The Cuban Missile Crisis menu plan

Giving students a homework or revision menu of independent learning

I wanted to write this blog post to share a teaching technique that has just recently saved my bacon in an emergency situation -something I will expand upon later. This idea came from Pete Jackson [@PeteJackson32 – do follow him on Twitter as he shares some really good stuff], a Yorkshire-based Head of Humanities. The idea also takes me back to my old German teacher who used a similar, if less nuanced, strategy in my lessons 20 years ago.

Recently, Pete highlighted his resource which was presented in a menu format in a four page leaflet. The menu contained a variety of Home Learning tasks from which students could choose to demonstrate their learning. The different types of tasks were structured in levels like a menu. So this means that –

Starter exercises provided overviews and focused upon reinforcing knowledge.
Main course exercises provided more in-depth, demanding tasks and focused upon applying knowledge.
Dessert exercises provided broader = more creative tasks that focused upon applying and exploring tasks.

An example of such a menu can be downloaded below as a clear example of how this task setting strategy works.

Elizabeth I foreign policy menu plan

This, I thought, was a fabulous way of presenting tasks and allowing independent learning to flourish. Pete kindly sent me an electronic copy of the resource to play with and I thought it could be applied in a variety of ways other than Home Learning tasks. So for example –

Topic based menus can be created for a revision programme, where students choose their own revision tasks to complete and for you to check.

But this is where it has truly saved my bacon recently.

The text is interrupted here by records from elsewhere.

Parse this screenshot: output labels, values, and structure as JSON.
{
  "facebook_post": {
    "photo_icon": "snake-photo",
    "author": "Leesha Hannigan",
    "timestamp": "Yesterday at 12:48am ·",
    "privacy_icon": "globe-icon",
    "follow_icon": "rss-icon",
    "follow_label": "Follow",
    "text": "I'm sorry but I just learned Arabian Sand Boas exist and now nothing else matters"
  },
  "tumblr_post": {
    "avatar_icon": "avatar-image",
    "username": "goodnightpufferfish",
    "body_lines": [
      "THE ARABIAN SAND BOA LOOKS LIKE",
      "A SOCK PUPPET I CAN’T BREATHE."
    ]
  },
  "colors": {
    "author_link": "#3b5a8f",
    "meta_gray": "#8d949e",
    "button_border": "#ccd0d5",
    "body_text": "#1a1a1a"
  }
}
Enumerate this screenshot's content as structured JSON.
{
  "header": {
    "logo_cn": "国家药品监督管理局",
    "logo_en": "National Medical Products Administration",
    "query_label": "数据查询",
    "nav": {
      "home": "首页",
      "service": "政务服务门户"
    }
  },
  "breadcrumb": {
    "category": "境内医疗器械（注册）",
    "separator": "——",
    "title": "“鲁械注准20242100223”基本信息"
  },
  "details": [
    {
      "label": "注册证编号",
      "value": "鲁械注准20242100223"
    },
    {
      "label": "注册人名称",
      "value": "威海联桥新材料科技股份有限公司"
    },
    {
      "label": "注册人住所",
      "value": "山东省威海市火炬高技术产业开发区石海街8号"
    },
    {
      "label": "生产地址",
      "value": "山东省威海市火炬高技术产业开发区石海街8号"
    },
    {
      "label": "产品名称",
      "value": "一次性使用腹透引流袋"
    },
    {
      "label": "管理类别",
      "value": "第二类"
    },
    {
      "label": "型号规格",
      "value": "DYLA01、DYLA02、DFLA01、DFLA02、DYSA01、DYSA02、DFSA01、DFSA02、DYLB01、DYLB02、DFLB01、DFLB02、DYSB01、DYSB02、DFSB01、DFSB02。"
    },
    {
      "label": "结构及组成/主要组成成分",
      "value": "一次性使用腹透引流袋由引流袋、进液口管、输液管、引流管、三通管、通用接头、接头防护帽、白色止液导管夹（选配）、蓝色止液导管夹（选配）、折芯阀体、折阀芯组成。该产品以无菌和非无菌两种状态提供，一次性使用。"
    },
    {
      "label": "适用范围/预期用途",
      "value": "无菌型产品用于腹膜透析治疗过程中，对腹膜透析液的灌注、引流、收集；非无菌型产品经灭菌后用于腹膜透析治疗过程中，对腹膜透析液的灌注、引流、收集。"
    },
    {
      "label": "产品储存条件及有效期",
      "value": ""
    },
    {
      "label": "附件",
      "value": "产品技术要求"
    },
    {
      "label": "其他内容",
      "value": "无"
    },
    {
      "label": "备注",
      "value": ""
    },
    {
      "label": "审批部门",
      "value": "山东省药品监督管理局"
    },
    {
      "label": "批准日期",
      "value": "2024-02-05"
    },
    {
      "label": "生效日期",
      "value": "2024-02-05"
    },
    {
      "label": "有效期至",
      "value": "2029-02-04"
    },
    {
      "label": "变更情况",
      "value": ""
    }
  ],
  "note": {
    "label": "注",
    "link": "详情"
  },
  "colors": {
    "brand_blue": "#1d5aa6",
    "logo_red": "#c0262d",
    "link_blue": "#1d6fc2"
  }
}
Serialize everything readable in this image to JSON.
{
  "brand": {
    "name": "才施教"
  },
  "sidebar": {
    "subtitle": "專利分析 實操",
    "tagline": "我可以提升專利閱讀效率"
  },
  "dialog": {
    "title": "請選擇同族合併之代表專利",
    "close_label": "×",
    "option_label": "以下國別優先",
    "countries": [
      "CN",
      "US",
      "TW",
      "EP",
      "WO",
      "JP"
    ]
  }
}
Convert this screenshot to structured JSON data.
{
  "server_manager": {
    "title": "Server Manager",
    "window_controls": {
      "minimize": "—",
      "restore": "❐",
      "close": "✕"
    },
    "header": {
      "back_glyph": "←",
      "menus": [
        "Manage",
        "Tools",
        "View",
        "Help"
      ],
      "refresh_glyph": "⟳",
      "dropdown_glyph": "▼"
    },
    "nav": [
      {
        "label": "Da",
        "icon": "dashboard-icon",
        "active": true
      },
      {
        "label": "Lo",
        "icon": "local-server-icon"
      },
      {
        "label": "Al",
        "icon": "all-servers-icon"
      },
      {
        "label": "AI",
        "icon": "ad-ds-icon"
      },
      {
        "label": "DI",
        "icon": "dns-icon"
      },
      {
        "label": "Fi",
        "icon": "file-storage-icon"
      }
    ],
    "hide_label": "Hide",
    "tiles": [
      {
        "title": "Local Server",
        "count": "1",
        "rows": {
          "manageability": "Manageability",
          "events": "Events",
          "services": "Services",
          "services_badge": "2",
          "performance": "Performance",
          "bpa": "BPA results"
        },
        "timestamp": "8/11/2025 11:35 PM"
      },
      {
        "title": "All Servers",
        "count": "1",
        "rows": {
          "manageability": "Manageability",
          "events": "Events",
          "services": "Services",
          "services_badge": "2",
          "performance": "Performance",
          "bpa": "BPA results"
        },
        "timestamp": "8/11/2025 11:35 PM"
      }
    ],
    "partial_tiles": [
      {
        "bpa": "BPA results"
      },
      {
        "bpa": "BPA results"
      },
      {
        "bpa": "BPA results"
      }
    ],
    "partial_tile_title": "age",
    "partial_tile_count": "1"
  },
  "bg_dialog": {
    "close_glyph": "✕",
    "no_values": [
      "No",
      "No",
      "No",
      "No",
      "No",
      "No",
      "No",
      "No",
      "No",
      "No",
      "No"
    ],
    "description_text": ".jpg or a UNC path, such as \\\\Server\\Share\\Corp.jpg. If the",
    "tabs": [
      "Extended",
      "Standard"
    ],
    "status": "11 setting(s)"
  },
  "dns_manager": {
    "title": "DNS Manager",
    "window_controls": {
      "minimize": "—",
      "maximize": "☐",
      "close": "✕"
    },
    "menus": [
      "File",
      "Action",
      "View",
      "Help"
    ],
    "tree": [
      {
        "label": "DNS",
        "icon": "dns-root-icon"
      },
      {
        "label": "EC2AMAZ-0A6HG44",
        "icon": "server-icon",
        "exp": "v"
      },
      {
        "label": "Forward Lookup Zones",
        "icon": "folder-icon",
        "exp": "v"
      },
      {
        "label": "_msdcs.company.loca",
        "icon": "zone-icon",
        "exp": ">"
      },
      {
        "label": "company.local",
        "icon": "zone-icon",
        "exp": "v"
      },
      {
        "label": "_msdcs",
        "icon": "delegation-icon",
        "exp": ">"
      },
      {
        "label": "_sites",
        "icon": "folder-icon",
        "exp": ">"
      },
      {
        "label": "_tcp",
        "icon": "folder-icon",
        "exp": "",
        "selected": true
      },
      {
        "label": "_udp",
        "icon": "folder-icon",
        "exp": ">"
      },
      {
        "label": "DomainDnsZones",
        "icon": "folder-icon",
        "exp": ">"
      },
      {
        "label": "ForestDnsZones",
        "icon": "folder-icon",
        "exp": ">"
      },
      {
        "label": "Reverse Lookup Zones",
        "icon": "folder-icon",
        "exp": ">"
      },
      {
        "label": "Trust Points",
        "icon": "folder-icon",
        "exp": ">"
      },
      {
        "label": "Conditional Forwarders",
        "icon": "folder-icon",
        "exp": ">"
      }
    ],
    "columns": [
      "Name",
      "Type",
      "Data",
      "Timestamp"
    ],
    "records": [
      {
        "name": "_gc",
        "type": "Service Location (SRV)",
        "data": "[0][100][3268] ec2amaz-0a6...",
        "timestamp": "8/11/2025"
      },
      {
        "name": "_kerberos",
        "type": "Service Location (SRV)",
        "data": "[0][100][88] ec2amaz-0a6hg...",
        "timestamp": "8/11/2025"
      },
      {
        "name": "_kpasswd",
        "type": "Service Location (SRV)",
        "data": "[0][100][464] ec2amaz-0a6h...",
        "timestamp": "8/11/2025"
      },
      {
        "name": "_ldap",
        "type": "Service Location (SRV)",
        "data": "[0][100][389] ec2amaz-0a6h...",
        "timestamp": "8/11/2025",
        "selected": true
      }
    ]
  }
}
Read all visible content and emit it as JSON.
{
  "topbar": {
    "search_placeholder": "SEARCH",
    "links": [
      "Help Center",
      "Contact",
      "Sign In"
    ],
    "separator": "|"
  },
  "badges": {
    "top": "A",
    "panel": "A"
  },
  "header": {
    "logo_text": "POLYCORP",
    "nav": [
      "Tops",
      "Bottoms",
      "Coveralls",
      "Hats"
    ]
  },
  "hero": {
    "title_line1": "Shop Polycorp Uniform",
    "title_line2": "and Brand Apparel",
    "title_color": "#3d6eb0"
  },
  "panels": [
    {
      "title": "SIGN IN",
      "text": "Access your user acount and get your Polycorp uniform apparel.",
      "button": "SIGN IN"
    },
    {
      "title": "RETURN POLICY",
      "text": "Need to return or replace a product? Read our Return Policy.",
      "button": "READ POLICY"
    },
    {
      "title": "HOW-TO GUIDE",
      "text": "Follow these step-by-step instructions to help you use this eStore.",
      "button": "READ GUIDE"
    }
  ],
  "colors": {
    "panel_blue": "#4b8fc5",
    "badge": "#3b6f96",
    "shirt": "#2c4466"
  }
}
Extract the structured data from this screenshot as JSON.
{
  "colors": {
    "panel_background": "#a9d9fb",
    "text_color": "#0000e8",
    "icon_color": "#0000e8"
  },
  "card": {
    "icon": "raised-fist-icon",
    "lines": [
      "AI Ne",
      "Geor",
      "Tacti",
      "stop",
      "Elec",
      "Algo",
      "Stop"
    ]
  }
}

There has been a long term illness in the department I work in and I have been asked to take responsibility all the Year 13 and Year 10 classes in her absence. Now the timetable restrictions have led to the fact I cannot teach all the lessons for these classes. So I have created topic menus for the areas of the courses for these classes and will be setting tasks from these menus. Therefore, students have choice on how to demonstrate their learning, but also they will never have the excuse of never having any work to do. Especially as some of these tasks can be completed twice with different exam questions or readings. Ideal as then parents are confident that their students are being looked after in the event of a long term absence of a teacher.

In addition, the menu has attached to it a Twitter hashtag [#AskMitch] which I can monitor through the Department Twitter account and students can contact me and ask questions if necessary as well as my school email address so students can send me work based from the tasks on the menu.

This is a superb task setting strategy that promotes independent learning and can save your bacon, like it has done for me. Thank you, Pete, for being so generous and sharing this inspirational idea.

Pointless Henry VIII quiz

This quiz is based on the quiz show Pointless and is something I have been meaning to do for ages. Thanks must go to former colleague, Mike Elliott [@mfe1409], for providing the inspiration for this. The theme is Henry VIII and is targeted towards Key Stage 3 students. The quiz has 6 rounds all based on the kind of questions you would see on Pointless. The resources include a PowerPoint with questions and answers and an answer sheet which you can copy for your teams.

Pointless – Henry VIII Version 2

Pointless answer card – Henry VIII